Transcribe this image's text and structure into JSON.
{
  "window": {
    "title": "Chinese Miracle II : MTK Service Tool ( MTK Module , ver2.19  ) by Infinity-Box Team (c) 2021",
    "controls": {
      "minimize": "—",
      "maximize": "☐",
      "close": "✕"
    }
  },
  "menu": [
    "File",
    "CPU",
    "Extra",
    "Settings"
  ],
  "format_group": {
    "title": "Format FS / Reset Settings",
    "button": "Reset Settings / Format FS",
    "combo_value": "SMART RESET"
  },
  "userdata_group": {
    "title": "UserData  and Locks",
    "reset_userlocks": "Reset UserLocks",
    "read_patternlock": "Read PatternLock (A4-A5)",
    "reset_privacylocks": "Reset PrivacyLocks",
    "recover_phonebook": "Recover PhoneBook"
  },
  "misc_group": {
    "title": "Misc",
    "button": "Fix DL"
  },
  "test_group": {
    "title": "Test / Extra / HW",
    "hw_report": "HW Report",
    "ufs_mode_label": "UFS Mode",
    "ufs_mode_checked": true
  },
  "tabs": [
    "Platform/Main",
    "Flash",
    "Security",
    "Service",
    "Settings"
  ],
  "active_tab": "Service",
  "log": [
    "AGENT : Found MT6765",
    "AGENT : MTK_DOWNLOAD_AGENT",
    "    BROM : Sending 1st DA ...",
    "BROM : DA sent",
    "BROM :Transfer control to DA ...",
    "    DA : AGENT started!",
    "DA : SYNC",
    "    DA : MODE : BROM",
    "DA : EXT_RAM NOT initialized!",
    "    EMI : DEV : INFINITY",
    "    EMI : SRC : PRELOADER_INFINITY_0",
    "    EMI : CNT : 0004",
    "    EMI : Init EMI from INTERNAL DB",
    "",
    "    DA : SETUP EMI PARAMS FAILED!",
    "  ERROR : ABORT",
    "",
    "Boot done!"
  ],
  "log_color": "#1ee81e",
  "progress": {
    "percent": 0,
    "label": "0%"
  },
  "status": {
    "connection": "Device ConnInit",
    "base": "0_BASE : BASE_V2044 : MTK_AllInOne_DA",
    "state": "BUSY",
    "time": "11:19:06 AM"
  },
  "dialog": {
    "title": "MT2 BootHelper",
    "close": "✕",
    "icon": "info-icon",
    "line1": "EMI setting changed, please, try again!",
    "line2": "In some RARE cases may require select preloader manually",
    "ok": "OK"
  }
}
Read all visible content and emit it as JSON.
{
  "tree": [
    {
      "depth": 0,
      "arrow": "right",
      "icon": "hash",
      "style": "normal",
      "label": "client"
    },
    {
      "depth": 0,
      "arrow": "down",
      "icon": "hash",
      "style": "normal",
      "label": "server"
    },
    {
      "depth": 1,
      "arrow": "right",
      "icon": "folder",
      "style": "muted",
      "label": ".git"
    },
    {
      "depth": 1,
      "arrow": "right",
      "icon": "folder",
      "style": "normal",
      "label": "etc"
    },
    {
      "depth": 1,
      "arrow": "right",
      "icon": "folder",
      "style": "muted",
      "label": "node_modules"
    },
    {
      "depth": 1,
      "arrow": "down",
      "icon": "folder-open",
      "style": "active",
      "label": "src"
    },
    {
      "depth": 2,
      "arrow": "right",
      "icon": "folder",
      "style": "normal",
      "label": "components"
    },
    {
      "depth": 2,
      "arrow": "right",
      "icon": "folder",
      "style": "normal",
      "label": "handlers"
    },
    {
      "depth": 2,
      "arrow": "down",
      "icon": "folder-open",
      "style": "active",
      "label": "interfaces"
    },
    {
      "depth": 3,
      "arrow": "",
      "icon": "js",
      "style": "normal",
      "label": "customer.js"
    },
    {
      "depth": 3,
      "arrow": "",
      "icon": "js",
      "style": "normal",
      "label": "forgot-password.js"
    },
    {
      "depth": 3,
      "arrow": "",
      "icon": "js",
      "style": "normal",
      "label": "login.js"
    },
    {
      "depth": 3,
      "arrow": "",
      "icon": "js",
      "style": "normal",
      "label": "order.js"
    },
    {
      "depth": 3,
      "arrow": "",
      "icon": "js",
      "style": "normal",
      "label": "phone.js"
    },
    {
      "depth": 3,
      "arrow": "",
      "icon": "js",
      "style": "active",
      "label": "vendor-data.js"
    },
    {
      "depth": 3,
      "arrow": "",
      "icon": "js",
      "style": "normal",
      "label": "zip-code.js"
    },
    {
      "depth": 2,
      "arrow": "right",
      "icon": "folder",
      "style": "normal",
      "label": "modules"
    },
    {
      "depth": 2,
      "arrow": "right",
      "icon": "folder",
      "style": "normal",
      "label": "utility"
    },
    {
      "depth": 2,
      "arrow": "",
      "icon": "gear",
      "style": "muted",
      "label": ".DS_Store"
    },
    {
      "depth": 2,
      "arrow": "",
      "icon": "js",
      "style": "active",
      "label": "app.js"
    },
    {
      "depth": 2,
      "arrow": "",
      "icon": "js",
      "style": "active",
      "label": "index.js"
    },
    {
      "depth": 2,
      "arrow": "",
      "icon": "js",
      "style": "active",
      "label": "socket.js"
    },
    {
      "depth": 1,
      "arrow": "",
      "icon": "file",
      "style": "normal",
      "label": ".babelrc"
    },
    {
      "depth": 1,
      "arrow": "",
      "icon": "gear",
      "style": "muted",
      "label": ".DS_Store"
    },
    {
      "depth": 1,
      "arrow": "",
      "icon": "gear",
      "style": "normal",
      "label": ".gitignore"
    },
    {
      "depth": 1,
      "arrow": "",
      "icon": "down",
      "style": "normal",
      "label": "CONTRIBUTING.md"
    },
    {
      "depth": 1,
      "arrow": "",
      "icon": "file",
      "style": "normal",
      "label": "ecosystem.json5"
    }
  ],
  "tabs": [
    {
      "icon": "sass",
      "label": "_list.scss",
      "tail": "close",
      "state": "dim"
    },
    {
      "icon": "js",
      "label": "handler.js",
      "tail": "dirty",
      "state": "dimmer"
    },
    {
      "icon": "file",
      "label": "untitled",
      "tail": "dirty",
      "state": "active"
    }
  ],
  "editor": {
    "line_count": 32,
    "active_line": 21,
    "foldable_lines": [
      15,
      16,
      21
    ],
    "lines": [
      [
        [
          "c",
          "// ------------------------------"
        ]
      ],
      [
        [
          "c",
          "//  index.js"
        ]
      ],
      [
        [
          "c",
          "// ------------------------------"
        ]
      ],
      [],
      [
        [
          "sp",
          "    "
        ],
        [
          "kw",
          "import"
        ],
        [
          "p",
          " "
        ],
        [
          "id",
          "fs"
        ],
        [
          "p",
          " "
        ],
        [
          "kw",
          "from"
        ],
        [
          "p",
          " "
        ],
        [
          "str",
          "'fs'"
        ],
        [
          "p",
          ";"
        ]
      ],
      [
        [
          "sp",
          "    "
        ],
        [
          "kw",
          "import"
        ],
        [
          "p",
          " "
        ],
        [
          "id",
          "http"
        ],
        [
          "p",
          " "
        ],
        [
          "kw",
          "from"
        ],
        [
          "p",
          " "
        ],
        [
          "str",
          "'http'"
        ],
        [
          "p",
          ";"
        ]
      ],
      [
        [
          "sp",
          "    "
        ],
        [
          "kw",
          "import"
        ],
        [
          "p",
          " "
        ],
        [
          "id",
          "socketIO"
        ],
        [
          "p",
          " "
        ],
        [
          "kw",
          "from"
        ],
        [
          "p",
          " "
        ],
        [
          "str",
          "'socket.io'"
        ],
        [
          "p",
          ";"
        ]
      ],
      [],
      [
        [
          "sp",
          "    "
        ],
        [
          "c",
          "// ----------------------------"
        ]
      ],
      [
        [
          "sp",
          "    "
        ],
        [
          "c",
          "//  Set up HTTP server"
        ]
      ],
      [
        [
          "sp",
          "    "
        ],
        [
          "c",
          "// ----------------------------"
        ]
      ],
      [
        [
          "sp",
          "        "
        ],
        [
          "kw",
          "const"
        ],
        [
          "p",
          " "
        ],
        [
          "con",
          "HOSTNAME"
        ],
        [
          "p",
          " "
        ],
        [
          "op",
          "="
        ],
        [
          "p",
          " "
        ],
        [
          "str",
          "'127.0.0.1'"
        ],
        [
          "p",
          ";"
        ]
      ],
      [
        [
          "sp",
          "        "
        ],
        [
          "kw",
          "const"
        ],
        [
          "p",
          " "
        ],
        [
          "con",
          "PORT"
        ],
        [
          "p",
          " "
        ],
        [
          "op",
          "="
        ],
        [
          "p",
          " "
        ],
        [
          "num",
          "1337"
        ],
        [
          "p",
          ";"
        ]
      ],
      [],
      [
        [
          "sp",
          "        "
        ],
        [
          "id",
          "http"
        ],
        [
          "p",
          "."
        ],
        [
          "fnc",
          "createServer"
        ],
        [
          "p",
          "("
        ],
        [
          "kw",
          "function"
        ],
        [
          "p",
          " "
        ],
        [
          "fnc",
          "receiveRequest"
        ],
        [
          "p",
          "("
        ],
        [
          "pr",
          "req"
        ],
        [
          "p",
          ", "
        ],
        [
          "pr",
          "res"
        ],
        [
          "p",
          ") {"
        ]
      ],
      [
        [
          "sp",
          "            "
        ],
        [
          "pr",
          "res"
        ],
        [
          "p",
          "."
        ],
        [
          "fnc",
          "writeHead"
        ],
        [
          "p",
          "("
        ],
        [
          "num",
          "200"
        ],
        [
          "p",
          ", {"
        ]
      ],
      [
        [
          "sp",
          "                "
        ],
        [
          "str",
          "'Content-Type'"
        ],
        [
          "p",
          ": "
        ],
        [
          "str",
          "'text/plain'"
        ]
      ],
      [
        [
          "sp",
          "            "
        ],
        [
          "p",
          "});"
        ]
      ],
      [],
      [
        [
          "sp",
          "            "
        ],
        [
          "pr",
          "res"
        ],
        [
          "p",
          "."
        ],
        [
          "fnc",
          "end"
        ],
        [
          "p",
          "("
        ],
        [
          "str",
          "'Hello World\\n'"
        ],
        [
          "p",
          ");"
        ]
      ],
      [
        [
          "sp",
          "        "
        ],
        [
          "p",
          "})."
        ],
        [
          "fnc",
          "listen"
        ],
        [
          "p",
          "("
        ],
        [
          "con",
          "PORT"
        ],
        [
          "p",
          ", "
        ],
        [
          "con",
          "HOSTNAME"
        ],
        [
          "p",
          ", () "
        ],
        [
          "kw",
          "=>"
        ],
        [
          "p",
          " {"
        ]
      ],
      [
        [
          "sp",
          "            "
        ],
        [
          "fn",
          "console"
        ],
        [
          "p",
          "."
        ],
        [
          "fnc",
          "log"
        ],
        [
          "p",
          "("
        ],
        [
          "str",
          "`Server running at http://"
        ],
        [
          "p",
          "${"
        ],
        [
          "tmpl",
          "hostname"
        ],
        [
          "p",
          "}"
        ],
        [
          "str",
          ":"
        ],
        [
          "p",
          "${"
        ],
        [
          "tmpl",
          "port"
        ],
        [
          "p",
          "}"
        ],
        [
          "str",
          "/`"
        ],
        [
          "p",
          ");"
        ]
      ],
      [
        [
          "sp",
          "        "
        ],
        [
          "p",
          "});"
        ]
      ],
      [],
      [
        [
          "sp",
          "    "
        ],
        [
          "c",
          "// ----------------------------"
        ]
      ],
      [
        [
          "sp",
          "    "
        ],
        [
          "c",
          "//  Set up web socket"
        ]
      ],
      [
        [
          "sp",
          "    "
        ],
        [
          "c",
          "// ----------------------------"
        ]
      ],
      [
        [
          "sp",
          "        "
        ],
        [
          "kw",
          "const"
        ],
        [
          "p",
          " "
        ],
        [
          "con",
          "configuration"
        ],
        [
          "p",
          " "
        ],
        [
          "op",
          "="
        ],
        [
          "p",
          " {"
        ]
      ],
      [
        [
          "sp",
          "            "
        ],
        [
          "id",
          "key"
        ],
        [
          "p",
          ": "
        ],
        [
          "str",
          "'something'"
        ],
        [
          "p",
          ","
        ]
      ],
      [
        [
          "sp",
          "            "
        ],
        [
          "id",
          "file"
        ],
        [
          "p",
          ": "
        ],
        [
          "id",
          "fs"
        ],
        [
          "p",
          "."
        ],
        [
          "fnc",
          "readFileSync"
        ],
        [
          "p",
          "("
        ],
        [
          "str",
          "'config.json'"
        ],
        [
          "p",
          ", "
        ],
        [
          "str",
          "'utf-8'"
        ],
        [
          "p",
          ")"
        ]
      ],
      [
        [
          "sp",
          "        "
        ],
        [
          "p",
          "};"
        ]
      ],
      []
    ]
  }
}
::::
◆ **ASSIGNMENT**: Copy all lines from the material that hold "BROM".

◆ **SOLUTION**:
    "    BROM : Sending 1st DA ...",
    "BROM : DA sent",
    "BROM :Transfer control to DA ...",
    "    DA : MODE : BROM",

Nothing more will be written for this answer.